That group, namely the people of Israel, must still become a role model to the world. Rav Kook, the first Chief Rabbi of Israel, put it poetically in his book, Orot Kodesh (Sacred Lights), “Since we were ruined by unfounded hatred, and the world was ruined with us, we will be rebuilt by unfounded love, and the world will be rebuilt with us.”
Sleeping through the Storm
In the story, Jonah’s escape from his mission by ship caused the sea to roar and nearly sank the vessel. At the height of the storm Jonah went to sleep detaching himself from the turmoil and leaving the sailors to fend for themselves. Gradually, they began to suspect that someone among them was the cause of the storm. They cast a lot and the lot fell on Jonah, the only Jew on board.
In many ways, today’s world is similar to Jonah’s ship. As Christine Lagarde, head of the International Monetary Fund, put it: “We are all in one boat, one global economy. Our fortunes rise together, and they fall together. …We have a collective responsibility—to bring about a more stable and more prosperous world, a world in which every person in every country can reach their full potential.” Yet, the sea around us is raging, and the sailors, who are all of humanity, are blaming the Jew on board for all their troubles.

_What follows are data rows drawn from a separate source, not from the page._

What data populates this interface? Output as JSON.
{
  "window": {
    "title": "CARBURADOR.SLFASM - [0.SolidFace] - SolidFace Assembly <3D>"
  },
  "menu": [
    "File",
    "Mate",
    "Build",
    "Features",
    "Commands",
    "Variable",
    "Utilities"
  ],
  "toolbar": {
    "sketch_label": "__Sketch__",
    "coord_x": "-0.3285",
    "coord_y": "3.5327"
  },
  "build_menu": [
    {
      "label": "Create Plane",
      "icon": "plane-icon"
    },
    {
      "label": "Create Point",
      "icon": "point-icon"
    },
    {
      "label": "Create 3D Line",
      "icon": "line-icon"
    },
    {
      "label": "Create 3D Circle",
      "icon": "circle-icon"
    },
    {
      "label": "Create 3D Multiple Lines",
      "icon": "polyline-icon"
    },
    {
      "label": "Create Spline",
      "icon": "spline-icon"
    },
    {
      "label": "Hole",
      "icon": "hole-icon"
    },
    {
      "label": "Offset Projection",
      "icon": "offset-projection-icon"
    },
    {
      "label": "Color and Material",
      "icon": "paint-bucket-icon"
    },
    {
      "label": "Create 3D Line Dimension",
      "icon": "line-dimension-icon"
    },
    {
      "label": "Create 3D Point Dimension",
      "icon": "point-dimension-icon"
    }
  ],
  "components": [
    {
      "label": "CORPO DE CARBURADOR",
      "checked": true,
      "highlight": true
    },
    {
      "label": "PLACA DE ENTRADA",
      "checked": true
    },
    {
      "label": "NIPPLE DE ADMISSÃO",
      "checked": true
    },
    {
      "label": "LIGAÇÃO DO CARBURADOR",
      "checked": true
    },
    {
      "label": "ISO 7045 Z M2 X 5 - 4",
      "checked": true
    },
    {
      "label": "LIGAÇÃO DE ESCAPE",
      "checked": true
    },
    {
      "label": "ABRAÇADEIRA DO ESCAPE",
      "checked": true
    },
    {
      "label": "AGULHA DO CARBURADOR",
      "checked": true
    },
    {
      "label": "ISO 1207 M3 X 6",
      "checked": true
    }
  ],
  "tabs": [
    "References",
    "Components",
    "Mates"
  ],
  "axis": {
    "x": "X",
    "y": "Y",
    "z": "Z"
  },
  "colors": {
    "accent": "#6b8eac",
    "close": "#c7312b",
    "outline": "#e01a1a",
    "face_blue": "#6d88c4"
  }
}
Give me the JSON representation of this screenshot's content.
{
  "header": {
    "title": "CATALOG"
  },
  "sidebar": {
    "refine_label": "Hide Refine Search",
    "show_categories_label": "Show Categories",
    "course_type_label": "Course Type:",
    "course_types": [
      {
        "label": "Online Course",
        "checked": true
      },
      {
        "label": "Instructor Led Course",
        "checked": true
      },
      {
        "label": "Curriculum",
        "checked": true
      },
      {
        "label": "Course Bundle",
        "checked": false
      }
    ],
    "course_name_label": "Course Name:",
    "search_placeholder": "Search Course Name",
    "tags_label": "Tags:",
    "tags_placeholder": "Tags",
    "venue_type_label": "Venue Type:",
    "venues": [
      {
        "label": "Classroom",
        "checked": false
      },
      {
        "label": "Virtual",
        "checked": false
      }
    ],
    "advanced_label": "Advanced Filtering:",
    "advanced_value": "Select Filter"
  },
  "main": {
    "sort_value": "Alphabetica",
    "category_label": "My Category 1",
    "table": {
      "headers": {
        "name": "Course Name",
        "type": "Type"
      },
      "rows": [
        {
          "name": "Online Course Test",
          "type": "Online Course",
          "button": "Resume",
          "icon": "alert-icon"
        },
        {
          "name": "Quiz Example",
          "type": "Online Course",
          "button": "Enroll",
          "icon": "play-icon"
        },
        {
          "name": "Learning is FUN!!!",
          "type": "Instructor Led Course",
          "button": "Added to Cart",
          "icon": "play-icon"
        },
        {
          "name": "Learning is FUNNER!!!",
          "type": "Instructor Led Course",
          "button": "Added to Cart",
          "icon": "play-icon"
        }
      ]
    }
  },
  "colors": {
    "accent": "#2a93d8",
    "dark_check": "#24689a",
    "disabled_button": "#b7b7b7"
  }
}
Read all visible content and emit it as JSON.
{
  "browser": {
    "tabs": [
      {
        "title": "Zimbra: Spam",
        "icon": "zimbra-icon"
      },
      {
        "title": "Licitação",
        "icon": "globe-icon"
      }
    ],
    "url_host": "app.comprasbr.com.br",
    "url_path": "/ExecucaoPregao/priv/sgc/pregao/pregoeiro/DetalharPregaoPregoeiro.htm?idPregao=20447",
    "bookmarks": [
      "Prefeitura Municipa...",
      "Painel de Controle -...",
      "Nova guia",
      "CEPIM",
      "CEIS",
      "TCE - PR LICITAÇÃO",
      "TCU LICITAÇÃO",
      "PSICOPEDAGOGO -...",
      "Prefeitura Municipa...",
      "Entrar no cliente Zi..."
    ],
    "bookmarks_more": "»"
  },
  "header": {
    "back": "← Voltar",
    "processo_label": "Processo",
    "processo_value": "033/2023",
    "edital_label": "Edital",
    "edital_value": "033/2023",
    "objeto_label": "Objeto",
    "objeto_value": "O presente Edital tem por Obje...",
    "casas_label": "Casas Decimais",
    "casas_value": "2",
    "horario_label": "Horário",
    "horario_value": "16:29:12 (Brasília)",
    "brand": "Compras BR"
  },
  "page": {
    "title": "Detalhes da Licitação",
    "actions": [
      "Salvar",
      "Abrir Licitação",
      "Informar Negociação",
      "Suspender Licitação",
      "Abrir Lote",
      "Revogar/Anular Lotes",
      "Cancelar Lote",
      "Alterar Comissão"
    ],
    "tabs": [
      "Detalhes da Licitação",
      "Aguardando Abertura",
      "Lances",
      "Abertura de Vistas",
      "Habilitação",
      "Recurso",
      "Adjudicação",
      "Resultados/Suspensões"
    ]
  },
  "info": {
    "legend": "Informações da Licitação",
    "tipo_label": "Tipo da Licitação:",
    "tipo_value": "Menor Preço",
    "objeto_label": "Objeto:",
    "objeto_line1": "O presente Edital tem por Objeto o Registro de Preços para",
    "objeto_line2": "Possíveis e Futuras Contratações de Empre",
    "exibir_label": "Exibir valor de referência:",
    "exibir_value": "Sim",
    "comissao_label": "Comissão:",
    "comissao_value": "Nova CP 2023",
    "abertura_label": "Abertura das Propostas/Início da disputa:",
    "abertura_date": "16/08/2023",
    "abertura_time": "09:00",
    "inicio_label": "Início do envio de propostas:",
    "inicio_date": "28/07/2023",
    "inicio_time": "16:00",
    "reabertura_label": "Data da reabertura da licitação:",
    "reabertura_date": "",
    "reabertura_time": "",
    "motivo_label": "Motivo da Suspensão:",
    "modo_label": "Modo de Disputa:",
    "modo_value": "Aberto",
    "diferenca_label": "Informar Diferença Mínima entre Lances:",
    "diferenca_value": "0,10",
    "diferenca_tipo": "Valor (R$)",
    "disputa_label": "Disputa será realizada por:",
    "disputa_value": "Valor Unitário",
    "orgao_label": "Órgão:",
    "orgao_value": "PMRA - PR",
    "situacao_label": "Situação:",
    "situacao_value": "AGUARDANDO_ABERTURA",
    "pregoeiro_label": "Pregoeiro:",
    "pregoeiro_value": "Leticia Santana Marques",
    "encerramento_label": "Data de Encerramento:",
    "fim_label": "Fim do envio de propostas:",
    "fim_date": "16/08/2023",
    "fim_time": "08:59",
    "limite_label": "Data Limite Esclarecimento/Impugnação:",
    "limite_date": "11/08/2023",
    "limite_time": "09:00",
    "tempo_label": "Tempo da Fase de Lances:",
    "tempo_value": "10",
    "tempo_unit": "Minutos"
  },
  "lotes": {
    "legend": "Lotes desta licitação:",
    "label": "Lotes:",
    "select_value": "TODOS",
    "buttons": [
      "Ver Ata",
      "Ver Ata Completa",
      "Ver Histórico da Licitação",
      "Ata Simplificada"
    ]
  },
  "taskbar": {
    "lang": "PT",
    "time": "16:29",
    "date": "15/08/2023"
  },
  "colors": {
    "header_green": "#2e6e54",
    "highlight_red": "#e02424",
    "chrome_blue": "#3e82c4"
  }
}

Like Jonah, we are sound asleep. Though we are beginning to wake up to the existence of hatred toward us, we have yet to realize that not carrying out our mission is the reason for the hatred. If we do not wake up soon, the sailors will throw us overboard, as they did with Jonah. Rav Yehuda Ashlag, author of the Sulam (Ladder) commentary on The Zohar, wrote in his essay, “The Arvut” (Mutual Guarantee): “It is incumbent upon the Israeli nation to qualify itself and the rest of the people in the world to evolve into assuming this sublime work of love of others.”
The Wake-Up Call
Jonah tells the sailors to throw him overboard, as only this will calm the sea. Reluctantly, the sailors obey and the storm calms. A whale swallows Jonah, and for three days and three nights he stays in its abdomen, introspecting his actions and decisions. He begs for his life and vows to carry out his mission.
Like Jonah, each of us carries within something that is stirring up the world. We, the people of Israel, carry a method for achieving peace through connection. Unity is the very root of our being. This DNA is what makes us a people because we were declared a nation only after we pledged to be “as one man with one heart” and strove to love our neighbor as ourselves.” Today we must rekindle this bond because wherever we go, this untapped power is destabilizing the world around us in order to compel us to unite and reignite it.
Just as the current separation among us projects separation to the whole of humanity, unity between us will inspire the rest of the nations to unite, as well. When we unite, it will endow humanity with the energy required to achieve worldwide unity, where all people live “as one man with one heart.” So the only question is whether we assume our responsibility, or prefer to be thrown overboard, only to subsequently agree to carry out our task.
If we want to end our troubles, be rid of anti-Semitism and have a safe and happy life, we must unite and thus set an example of unity for all the nations. This is how we will bring peace and quiet to the world. Otherwise the nations’ hatred toward us will keep growing.
Now we see that when people pay so much for the privilege of reading the book of Jonah on Yom Kippur, they inadvertently state their support of the mission of the Jewish people toward the world: to be a light unto nations by showing an example of unity and connection. To conclude, let me quote once more the great Rav Kook: “Any turmoil in the world comes only for Israel. Now we are called upon to carry out a great task willingly and mindfully: to build ourselves and the entire ruined world along with us” (Igrot [Letters]).